Beuys also understood artistic production as an educational practice, having once asserted that his “main work of art was to be a teacher.” As the curator Fernanda Pitta comments: “More than alluding to the performative aspect inherent in all teaching activities, with this phrase the artist emphasizes the notion of the artist as an agent that suggests the expansion and enrichment of the social field.” Relating to this pedagogical aspect of his legacy, Tania Bruguera (Havana, Cuba, 1968) thoroughly investigates the purpose and consequences of art and develops a diverse practice, which she calls in her own terminology ‘art of conduct’ or ‘art of behavior’ and ‘useful art’.
Thus, she propounds, the Escola de Arte Útil [School of Useful Art], consisting of a series of classes taught within the exhibition space until the closing of the exhibition, and focused on the discussion of this concept and the practices related to it. The classes are coordinated by the artist Fábio Tremonte and count on the participation of artists, teachers and specialists, as well as partnerships with local universities. The project aims at discussing the potential of art to alter perspectives and to encourage changes in social, political and cultural development.
Yet, We are Many: Experiments in Collectivity suggests the public knowing or revisiting multiple experiments on collectivity beyond the museum’s physical boundaries. In the year that the institution is preparing its expansion to the new Pinacoteca Contemporânea building, the group exhibition joins the Pinacoteca’s intention to think of its own commitment and role as a transforming agent in the neighborhood and the city.
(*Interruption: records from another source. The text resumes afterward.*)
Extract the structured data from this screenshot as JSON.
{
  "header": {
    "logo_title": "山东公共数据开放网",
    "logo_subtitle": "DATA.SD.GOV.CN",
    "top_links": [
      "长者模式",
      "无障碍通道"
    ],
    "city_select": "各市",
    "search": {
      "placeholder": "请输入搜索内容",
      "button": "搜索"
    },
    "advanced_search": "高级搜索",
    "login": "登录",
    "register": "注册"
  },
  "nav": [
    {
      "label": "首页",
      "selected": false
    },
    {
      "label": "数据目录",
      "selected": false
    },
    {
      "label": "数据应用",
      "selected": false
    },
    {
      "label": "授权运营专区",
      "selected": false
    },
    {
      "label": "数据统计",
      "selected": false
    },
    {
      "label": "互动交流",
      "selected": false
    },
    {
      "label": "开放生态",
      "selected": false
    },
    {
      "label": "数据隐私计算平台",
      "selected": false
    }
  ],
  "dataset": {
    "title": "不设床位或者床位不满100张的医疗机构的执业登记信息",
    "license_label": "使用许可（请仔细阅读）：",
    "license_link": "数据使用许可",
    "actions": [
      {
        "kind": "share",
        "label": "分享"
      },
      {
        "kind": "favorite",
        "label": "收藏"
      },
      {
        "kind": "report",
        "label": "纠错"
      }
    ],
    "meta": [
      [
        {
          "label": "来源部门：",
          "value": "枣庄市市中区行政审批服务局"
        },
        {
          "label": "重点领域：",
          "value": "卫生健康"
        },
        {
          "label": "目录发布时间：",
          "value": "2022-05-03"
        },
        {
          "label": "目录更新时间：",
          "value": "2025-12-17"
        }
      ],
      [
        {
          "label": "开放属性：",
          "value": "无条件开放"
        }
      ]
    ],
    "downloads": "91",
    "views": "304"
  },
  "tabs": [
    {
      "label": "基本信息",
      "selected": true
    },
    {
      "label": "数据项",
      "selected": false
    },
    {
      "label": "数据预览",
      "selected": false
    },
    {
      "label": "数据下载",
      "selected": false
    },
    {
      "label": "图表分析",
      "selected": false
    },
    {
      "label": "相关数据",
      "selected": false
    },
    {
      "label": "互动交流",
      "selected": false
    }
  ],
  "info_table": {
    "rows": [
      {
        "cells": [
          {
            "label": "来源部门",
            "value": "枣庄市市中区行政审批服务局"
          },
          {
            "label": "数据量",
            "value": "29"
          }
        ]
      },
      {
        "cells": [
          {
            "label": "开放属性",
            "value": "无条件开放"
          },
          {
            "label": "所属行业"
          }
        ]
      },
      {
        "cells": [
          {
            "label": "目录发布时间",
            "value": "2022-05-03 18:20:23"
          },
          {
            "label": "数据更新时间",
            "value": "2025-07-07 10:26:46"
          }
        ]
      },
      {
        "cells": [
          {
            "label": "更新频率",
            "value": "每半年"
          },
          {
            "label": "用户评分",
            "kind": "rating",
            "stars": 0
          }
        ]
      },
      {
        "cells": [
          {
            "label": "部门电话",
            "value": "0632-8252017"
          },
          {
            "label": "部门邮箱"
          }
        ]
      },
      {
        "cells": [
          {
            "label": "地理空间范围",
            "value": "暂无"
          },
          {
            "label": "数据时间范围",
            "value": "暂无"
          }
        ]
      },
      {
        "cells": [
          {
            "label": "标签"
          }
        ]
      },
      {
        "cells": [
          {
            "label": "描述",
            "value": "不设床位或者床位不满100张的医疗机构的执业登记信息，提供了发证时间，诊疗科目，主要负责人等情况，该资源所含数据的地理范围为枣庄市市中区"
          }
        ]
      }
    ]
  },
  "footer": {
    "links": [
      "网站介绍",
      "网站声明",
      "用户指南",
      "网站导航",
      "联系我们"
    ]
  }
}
We are Many: Experiments in Collectivity, is accompanied by a catalog illustrated with historical and representative images of the works, a foreword written by the general director of the Pinacoteca, Jochen Volz, and a text by Amanda Arantes, both of them curators of the exhibition. It also includes essays signed by researchers Fred Coelho and Marcelo Campos, excerpts from the text by Arnd Wedemeyer, written on the occasion of the exhibition documenta 6, and biographies of the artists. It also presents texts signed by some of the participating artists: Hélio Oiticica, Joseph Beuys and Tania Bruguera. The last two artists’ texts will be published for the first time in Portuguese. Portuguese and English.
Coletivo Legítima Defesa
Monica Nador and Jamac
Somos muit+s: experimentos sobre coletividade [We are Many: Experiments in Collectivity]
Curated by Amanda Arantes, Fernanda Pitta and Jochen Volz
Programming: August 10th to October 28th, 2019
Wednesday to Monday – 10 p.m. to 5:30 p.m. Closing time 6:00 p.m.
Pinacoteca de São Paulo
Pina Luz Building- Praça da Luz 2, São Paulo, SP
Tickets: R$ 10,00 (general price); R$ 5,00 (reduced price for students with current student identification card)
Free access: Children under 10 and seniors over 60 years old.
Free entry on Saturdays.